Prompt:
In this material, which lines include the string "glyph"? Show them.

--- --- ---

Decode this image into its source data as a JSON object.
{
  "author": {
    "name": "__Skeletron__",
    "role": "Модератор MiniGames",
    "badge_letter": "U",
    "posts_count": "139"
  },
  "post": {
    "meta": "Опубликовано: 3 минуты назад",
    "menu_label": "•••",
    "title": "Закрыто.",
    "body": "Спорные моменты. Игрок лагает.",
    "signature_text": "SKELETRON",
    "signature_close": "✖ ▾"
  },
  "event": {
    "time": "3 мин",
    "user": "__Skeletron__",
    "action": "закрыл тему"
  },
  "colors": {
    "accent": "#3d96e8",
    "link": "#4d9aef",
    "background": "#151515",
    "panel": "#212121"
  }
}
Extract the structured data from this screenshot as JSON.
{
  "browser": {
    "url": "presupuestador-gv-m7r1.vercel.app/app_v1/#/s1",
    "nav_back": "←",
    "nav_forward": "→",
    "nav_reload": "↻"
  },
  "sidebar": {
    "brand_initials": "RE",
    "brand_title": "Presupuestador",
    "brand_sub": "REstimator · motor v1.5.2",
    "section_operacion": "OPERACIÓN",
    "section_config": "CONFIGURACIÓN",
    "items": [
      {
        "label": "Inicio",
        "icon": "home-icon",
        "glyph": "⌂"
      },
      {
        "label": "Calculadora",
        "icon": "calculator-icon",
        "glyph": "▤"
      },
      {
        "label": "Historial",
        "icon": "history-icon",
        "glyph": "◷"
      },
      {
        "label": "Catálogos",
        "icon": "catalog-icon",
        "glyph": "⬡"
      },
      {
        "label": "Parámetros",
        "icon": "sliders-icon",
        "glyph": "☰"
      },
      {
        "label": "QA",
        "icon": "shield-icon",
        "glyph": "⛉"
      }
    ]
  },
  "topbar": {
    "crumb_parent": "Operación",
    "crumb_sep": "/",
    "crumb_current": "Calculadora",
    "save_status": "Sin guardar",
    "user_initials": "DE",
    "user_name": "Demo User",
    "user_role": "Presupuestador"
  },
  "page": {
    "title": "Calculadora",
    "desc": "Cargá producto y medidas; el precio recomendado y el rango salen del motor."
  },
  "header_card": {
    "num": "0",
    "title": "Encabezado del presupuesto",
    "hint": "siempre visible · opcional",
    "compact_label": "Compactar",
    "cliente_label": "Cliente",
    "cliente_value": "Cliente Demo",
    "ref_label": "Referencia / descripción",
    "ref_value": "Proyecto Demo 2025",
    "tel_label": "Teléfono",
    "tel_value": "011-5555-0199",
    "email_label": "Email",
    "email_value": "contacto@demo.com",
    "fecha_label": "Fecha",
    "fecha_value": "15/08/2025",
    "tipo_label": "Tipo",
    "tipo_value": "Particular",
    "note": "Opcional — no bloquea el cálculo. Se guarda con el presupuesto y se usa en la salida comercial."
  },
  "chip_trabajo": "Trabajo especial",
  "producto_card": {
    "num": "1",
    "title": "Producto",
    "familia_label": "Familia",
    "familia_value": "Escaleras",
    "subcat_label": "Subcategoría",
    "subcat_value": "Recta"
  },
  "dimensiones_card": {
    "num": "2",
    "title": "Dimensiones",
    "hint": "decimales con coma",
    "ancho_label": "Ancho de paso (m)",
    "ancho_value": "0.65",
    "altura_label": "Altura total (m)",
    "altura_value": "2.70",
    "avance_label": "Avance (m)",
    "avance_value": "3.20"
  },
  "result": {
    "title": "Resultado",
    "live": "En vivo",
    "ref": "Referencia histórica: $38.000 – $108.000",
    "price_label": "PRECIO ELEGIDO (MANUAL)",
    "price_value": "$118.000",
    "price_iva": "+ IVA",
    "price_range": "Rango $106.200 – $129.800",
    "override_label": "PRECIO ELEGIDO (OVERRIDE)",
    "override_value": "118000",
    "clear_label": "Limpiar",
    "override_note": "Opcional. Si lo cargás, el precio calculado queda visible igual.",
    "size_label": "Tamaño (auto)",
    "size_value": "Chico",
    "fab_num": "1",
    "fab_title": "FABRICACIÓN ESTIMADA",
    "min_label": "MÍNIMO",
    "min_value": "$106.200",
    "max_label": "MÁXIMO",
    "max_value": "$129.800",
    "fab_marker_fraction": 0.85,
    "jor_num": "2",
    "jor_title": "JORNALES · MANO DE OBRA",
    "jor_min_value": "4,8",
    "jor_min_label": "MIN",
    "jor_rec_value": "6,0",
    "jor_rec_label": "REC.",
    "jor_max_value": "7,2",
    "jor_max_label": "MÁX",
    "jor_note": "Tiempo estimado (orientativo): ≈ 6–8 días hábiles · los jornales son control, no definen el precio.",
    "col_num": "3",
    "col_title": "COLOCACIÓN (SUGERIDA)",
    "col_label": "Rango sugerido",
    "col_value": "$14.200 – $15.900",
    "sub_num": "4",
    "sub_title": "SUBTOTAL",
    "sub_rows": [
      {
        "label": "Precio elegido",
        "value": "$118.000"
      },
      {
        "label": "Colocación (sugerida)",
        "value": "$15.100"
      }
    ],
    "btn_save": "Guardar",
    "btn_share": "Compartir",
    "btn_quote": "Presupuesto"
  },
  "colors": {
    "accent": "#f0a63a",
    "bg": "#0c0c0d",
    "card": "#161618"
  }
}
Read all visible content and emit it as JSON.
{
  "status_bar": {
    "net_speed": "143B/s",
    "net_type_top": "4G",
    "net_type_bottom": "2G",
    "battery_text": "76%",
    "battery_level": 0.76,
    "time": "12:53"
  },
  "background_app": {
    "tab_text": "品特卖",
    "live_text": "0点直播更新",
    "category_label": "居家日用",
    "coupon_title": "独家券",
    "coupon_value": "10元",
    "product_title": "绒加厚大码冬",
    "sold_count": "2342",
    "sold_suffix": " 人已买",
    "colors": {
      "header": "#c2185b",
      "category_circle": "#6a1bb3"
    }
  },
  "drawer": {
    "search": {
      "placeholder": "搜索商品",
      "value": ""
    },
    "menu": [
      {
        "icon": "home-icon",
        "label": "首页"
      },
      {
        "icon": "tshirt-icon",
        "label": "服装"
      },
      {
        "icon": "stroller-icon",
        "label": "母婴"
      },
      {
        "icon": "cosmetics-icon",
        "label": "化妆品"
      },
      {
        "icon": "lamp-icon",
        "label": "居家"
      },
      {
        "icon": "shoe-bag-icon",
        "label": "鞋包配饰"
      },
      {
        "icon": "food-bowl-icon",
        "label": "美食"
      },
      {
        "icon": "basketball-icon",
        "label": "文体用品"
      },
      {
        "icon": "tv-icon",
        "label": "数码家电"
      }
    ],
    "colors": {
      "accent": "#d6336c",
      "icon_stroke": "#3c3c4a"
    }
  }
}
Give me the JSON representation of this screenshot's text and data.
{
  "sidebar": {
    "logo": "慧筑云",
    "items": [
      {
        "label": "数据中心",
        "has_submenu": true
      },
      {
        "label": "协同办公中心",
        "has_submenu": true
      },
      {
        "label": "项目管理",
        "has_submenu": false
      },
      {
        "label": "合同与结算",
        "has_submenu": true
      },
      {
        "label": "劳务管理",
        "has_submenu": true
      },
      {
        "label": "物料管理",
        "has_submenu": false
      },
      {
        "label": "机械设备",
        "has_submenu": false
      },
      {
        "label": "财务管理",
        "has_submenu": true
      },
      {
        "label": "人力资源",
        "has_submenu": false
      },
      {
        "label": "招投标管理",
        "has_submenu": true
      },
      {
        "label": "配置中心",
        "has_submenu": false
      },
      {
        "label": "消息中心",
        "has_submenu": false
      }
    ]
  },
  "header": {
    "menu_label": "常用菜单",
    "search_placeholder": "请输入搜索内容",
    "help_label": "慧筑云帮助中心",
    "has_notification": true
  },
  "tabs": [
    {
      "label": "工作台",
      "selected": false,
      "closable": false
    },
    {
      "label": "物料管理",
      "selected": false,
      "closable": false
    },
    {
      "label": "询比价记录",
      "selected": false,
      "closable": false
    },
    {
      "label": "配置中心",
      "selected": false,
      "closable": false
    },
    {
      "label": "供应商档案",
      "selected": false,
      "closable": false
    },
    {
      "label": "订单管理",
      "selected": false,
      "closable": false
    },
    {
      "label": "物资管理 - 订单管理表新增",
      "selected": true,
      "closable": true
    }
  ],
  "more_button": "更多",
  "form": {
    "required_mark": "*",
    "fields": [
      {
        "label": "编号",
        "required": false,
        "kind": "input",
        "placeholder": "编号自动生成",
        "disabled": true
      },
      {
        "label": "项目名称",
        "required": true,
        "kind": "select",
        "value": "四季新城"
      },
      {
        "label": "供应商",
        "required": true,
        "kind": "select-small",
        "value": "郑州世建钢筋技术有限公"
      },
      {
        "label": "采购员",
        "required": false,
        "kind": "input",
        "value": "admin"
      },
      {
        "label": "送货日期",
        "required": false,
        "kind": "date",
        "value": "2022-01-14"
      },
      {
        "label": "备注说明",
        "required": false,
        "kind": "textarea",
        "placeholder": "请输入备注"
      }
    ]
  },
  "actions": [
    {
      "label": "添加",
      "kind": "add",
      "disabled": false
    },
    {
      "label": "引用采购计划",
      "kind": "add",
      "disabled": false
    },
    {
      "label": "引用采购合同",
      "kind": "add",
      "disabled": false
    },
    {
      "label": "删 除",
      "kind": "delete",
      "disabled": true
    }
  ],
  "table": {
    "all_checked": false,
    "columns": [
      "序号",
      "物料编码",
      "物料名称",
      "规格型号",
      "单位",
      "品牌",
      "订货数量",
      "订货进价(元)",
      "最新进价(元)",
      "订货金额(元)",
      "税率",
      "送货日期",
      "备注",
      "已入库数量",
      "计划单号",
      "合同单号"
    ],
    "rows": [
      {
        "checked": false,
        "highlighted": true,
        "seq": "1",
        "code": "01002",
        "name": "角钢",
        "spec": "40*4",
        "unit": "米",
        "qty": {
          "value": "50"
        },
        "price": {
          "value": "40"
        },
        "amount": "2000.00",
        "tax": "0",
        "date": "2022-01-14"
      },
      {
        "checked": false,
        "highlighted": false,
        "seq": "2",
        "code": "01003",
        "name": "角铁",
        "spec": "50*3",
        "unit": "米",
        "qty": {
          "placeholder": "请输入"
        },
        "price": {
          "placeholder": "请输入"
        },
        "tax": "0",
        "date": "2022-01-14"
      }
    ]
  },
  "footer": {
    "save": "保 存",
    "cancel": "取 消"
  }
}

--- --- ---

Response box:
        "glyph": "⌂"
        "glyph": "▤"
        "glyph": "◷"
        "glyph": "⬡"
        "glyph": "☰"
        "glyph": "⛉"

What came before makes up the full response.